I referred to in a previous blog here about certain grapes loving Elgin and felt it only right to elaborate which grapes I have decided upon and why.
Why Chardonnay and Syrah?
Why did I decide to go with a Chardonnay and Syrah I hear you asking? I find Chardonnay and Syrah interesting because they are so well suited to the Elgin region, which is similar in climate to the Northern Rhone/Southern Burgundy area. Both grapes have distinct clonal differences and are keenly understood helping to define and understand terroir subtleties.
However, although I hold them close to my heart, I am not dogmatic as to repudiate other grapes be it Albarino or perhaps Pinot Noir and, if opportunities arose, would certainly evaluate them thoroughly. I wouldn’t rule out blending grapes either, but at this point Chardonnay and Syrah are challenging enough!
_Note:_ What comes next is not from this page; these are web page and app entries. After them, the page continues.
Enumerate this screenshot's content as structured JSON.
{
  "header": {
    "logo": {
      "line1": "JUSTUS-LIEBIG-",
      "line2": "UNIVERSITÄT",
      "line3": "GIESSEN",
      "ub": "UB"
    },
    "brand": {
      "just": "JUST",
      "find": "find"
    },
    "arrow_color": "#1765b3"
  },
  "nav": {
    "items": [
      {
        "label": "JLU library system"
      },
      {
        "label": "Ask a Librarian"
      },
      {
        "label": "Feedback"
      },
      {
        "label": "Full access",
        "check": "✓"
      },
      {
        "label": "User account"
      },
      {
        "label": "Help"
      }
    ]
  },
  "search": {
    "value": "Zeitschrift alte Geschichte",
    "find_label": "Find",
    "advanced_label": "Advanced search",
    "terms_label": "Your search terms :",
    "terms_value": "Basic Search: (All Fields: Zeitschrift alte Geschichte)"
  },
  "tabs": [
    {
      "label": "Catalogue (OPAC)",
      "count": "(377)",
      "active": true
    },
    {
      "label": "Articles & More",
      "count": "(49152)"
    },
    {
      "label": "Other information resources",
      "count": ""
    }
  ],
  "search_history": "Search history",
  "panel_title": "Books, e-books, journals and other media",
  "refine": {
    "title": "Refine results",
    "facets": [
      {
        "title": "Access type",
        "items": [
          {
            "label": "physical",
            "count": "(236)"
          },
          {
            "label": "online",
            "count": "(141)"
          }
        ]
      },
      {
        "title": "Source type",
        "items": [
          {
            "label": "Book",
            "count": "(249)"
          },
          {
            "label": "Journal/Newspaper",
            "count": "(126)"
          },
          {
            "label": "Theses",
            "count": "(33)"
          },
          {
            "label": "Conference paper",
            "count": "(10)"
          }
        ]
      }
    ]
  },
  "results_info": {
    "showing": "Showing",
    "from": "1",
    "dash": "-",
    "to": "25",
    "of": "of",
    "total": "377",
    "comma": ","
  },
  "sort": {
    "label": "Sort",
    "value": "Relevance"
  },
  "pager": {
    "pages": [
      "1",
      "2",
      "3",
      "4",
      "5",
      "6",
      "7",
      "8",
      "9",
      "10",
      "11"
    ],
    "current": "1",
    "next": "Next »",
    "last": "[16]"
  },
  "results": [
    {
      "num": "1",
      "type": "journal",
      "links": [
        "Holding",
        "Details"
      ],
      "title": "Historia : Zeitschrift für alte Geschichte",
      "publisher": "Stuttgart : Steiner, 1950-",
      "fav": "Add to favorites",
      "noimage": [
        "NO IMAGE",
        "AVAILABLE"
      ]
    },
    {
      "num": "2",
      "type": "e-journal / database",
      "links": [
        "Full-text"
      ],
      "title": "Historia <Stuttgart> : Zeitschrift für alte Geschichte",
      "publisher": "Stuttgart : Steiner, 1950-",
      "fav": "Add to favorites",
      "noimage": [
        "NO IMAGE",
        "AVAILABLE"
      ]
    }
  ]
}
So, Chardonnay and Syrah are noble grapes for a number of reasons, notably because both:
- produce wines that age well,
- have great natural structural components,
- can be stand-alone varietals yet also be blended,
- have an affinity with oak
- can be both complex and beguiling.
In a phrase, these are grapes that can produce fine wine!
Romancing the clone
The grapes will be handpicked in the cool early morning, placed in 10kg white berry baskets. The Chardonnay will be tipped directly into a press for whole-bunch pressing and the juice sent directly to barrel. The Syrah will be double-sorted, meaning by bunch and then by individual berry, lightly crushed before being gravity-fed into 3 ton tanks.
Both juices will have no yeast, enzymes or acid additions. The Syrah will use punch-downs over pump overs before a 3-4 week maceration on skins and then racked, gravity fed to barrel. The remaining mash will be pressed in a 500kg basket press and tasted off to determine which quality will be added to the final blend.
More on maturation